When the Covid pandemic emerged, most of the corporate world switched to remote working, which has swiftly and drastically changed the existing ways of work. 4 years since then and more and more companies have started introducing the return-to-work mandates, which have been met with a variety of reactions from workers worldwide.
Navigating the return-to-work mandates requires careful consideration and some are voicing that it might lead to more inequality in the workplace. As the debate on office days continues, we delve into practical insights for navigating these challenges.
Are return-to-work mandates discriminatory or do they potentially foster inequality?
Whenever ‘mandates’ are discussed, it must be done carefully, as these conversations often neglect individual considerations. In approaching office mandates, we advocate for businesses to set up guardrails, guiding principles, and clear business expectations. Thoughtful and collaborative creation of office expectations is of great significance. Companies must delve into the ‘why’ behind decisions before introducing new working structures and mandating employee actions. Equally important is the careful communication of these decisions to employees.

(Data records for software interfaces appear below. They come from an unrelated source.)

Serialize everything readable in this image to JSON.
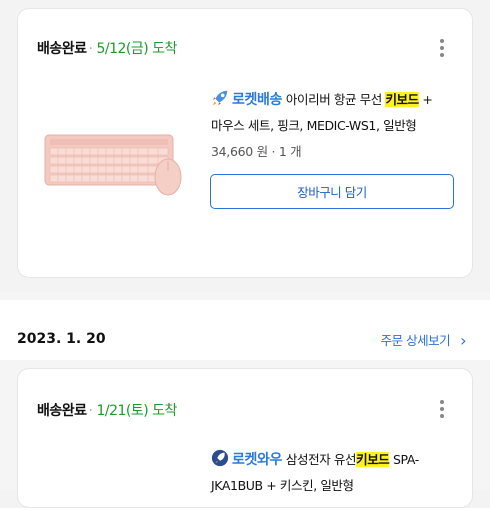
{
  "order1": {
    "status": "배송완료",
    "separator": "·",
    "date": "5/12(금) 도착",
    "badge": "로켓배송",
    "title_prefix": "아이리버 항균 무선 ",
    "title_highlight": "키보드",
    "title_suffix": " +",
    "title_line2": "마우스 세트, 핑크, MEDIC-WS1, 일반형",
    "price": "34,660 원 · 1 개",
    "cart_button": "장바구니 담기"
  },
  "order_header": {
    "date": "2023. 1. 20",
    "detail_link": "주문 상세보기",
    "chevron": "›"
  },
  "order2": {
    "status": "배송완료",
    "separator": "·",
    "date": "1/21(토) 도착",
    "badge": "로켓와우",
    "title_prefix": "삼성전자 유선",
    "title_highlight": "키보드",
    "title_suffix": " SPA-",
    "title_line2": "JKA1BUB + 키스킨, 일반형"
  },
  "colors": {
    "accent": "#2a72d5",
    "delivered_date": "#1e9b2a",
    "highlight": "#fff21f",
    "product_pink": "#f3c9c0"
  },
  "icons": [
    "rocket-icon",
    "kebab-menu-icon",
    "chevron-right-icon"
  ]
}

Reflect on the necessity of mandating processes and whether they genuinely align with desired outcomes. Taking the time for effective communication, citing reasons such as data revealing a drop in productivity, encourages employee cooperation and eliminates surprises. As with any mandate, individual circumstances must be taken into account. By factoring in individual circumstances, you create room for individuals to work with their respective teams or managers on a more equitable solution. Companies need to grasp that the workforce has undergone fundamental changes; a one-size-fits-all approach is no longer viable.
What will employers be hoping to achieve re office attendance in 2024?
Employers value knowledge sharing as one of the primary benefits of in-office attendance, even more so than collaboration. This transfer of knowledge happens organically, akin to osmosis, as employees absorb information from conversations or micro-meetings before official meetings. Even seemingly small office interactions can yield valuable insights. Additionally, having workers in the office facilitates the establishment of clear boundaries and appropriate work behaviour.
There is also a tightly held belief that having everyone in the office enhances team efficiency. The root of this lies in the importance employers place on time, as remote work can cause work delivery timelines to seem uncertain. With all employees in the office, businesses believe they can communicate timelines more effectively, work collaboratively, and receive timely status updates.
Despite this, some of TDC Global’s clients have reported increased employee engagement with remote work, indicating that these benefits can be achieved with a hybrid or remote model. It’s essential to recognise that each organisation is unique and influenced by factors such as culture, industry, and geographical location.
Will there be more of a trend to 4 days or even 5 days in the office?
In the evolving landscape of office attendance, there is no unified response; it’s increasingly fragmented. As we navigate the spectrum of this debate, with points of view on each end representing various industries, the status quo is expected to endure throughout 2024. From media agencies embracing 100% remote work to financial services demanding office presence 4-5 times a week, most workers will likely find themselves somewhere in between, creating an almost bell curve. In the face of a potential norm of a mandated 5-day office week, most workers have already rejected that notion.
Tips for navigating the return-to-office mandate
- While it’s reasonable for employers to set requirements for their employees, adopting an equitable approach is crucial. This doesn’t imply that everyone must be the same but that fairness aligns with individual needs.
- Clearly communicate the ‘why’ behind the importance of office attendance to employees. This open dialogue prevents businesses from settling on an undesirable compromise. The management team should reach a consensus and then gather employee sentiment on office attendance to find a balanced solution that doesn’t leave either group unsatisfied.
Written By Sarah Liu, the Founder & Managing Director at TDC Global.